◆ **Task to complete**: Go through the listing and write out all of it exactly.

◆ **The input**:
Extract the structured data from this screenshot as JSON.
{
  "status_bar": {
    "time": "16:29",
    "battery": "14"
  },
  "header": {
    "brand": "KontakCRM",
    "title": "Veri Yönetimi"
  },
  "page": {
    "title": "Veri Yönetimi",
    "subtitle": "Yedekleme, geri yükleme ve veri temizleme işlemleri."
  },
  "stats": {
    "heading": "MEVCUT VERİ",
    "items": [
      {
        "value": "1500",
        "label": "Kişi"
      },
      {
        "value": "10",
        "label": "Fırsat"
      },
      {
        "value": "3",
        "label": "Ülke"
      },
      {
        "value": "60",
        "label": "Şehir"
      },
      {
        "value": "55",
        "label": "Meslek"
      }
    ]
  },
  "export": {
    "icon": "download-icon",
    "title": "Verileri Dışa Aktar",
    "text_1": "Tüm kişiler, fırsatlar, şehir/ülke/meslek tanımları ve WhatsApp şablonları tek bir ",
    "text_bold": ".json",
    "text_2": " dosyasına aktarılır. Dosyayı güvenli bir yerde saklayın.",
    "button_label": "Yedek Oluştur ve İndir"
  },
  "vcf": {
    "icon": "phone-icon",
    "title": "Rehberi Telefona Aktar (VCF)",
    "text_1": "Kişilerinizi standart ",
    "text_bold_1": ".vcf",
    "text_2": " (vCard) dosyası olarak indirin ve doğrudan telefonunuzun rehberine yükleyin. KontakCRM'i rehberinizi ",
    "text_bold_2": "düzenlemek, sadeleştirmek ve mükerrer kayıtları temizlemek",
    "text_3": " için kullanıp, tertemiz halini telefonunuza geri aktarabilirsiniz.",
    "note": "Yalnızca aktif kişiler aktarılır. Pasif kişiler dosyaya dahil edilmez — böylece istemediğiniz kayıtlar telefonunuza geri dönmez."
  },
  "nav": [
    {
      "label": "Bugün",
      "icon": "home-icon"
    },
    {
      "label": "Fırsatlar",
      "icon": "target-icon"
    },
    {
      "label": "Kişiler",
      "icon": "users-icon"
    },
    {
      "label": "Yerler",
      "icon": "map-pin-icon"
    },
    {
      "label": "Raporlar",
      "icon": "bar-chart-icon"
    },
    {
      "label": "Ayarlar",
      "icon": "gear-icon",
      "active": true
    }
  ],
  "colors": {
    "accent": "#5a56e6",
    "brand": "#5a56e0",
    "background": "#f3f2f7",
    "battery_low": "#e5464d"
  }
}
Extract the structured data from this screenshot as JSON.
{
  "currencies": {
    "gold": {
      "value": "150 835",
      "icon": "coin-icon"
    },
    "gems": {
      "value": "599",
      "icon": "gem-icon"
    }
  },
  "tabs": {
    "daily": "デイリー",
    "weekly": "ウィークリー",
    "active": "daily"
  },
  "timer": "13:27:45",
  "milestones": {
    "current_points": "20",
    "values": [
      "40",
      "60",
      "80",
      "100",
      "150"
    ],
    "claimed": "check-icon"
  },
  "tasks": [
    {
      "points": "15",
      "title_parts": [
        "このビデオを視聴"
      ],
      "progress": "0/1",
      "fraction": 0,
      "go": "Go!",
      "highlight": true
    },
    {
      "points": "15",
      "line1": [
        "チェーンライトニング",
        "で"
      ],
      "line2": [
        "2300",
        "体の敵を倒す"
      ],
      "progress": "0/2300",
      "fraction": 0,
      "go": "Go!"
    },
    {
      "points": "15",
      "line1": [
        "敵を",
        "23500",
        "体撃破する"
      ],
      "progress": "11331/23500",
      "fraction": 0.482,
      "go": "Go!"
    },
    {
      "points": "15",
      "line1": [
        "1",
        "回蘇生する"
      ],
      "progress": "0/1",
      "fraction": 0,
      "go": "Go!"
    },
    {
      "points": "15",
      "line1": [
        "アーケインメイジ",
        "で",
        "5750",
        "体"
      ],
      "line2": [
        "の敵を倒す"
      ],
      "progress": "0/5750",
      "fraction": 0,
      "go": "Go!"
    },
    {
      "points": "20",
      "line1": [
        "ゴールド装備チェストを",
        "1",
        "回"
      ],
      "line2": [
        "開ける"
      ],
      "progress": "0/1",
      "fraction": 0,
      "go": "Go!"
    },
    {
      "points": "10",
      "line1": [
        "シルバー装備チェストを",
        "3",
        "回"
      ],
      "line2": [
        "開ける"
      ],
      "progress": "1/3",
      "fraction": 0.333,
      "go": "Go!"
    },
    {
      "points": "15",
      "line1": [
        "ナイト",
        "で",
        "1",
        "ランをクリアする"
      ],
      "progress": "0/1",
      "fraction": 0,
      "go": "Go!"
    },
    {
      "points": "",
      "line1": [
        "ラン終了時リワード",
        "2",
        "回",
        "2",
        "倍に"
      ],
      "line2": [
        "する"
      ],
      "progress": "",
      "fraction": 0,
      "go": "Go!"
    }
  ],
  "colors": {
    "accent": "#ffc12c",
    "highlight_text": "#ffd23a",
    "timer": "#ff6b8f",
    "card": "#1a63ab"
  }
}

◆ **Output below**:
Extract the structured data from this screenshot as JSON.
{
  "status_bar": {
    "time": "16:29",
    "battery": "14"
  },
  "header": {
    "brand": "KontakCRM",
    "title": "Veri Yönetimi"
  },
  "page": {
    "title": "Veri Yönetimi",
    "subtitle": "Yedekleme, geri yükleme ve veri temizleme işlemleri."
  },
  "stats": {
    "heading": "MEVCUT VERİ",
    "items": [
      {
        "value": "1500",
        "label": "Kişi"
      },
      {
        "value": "10",
        "label": "Fırsat"
      },
      {
        "value": "3",
        "label": "Ülke"
      },
      {
        "value": "60",
        "label": "Şehir"
      },
      {
        "value": "55",
        "label": "Meslek"
      }
    ]
  },
  "export": {
    "icon": "download-icon",
    "title": "Verileri Dışa Aktar",
    "text_1": "Tüm kişiler, fırsatlar, şehir/ülke/meslek tanımları ve WhatsApp şablonları tek bir ",
    "text_bold": ".json",
    "text_2": " dosyasına aktarılır. Dosyayı güvenli bir yerde saklayın.",
    "button_label": "Yedek Oluştur ve İndir"
  },
  "vcf": {
    "icon": "phone-icon",
    "title": "Rehberi Telefona Aktar (VCF)",
    "text_1": "Kişilerinizi standart ",
    "text_bold_1": ".vcf",
    "text_2": " (vCard) dosyası olarak indirin ve doğrudan telefonunuzun rehberine yükleyin. KontakCRM'i rehberinizi ",
    "text_bold_2": "düzenlemek, sadeleştirmek ve mükerrer kayıtları temizlemek",
    "text_3": " için kullanıp, tertemiz halini telefonunuza geri aktarabilirsiniz.",
    "note": "Yalnızca aktif kişiler aktarılır. Pasif kişiler dosyaya dahil edilmez — böylece istemediğiniz kayıtlar telefonunuza geri dönmez."
  },
  "nav": [
    {
      "label": "Bugün",
      "icon": "home-icon"
    },
    {
      "label": "Fırsatlar",
      "icon": "target-icon"
    },
    {
      "label": "Kişiler",
      "icon": "users-icon"
    },
    {
      "label": "Yerler",
      "icon": "map-pin-icon"
    },
    {
      "label": "Raporlar",
      "icon": "bar-chart-icon"
    },
    {
      "label": "Ayarlar",
      "icon": "gear-icon",
      "active": true
    }
  ],
  "colors": {
    "accent": "#5a56e6",
    "brand": "#5a56e0",
    "background": "#f3f2f7",
    "battery_low": "#e5464d"
  }
}
Extract the structured data from this screenshot as JSON.
{
  "currencies": {
    "gold": {
      "value": "150 835",
      "icon": "coin-icon"
    },
    "gems": {
      "value": "599",
      "icon": "gem-icon"
    }
  },
  "tabs": {
    "daily": "デイリー",
    "weekly": "ウィークリー",
    "active": "daily"
  },
  "timer": "13:27:45",
  "milestones": {
    "current_points": "20",
    "values": [
      "40",
      "60",
      "80",
      "100",
      "150"
    ],
    "claimed": "check-icon"
  },
  "tasks": [
    {
      "points": "15",
      "title_parts": [
        "このビデオを視聴"
      ],
      "progress": "0/1",
      "fraction": 0,
      "go": "Go!",
      "highlight": true
    },
    {
      "points": "15",
      "line1": [
        "チェーンライトニング",
        "で"
      ],
      "line2": [
        "2300",
        "体の敵を倒す"
      ],
      "progress": "0/2300",
      "fraction": 0,
      "go": "Go!"
    },
    {
      "points": "15",
      "line1": [
        "敵を",
        "23500",
        "体撃破する"
      ],
      "progress": "11331/23500",
      "fraction": 0.482,
      "go": "Go!"
    },
    {
      "points": "15",
      "line1": [
        "1",
        "回蘇生する"
      ],
      "progress": "0/1",
      "fraction": 0,
      "go": "Go!"
    },
    {
      "points": "15",
      "line1": [
        "アーケインメイジ",
        "で",
        "5750",
        "体"
      ],
      "line2": [
        "の敵を倒す"
      ],
      "progress": "0/5750",
      "fraction": 0,
      "go": "Go!"
    },
    {
      "points": "20",
      "line1": [
        "ゴールド装備チェストを",
        "1",
        "回"
      ],
      "line2": [
        "開ける"
      ],
      "progress": "0/1",
      "fraction": 0,
      "go": "Go!"
    },
    {
      "points": "10",
      "line1": [
        "シルバー装備チェストを",
        "3",
        "回"
      ],
      "line2": [
        "開ける"
      ],
      "progress": "1/3",
      "fraction": 0.333,
      "go": "Go!"
    },
    {
      "points": "15",
      "line1": [
        "ナイト",
        "で",
        "1",
        "ランをクリアする"
      ],
      "progress": "0/1",
      "fraction": 0,
      "go": "Go!"
    },
    {
      "points": "",
      "line1": [
        "ラン終了時リワード",
        "2",
        "回",
        "2",
        "倍に"
      ],
      "line2": [
        "する"
      ],
      "progress": "",
      "fraction": 0,
      "go": "Go!"
    }
  ],
  "colors": {
    "accent": "#ffc12c",
    "highlight_text": "#ffd23a",
    "timer": "#ff6b8f",
    "card": "#1a63ab"
  }
}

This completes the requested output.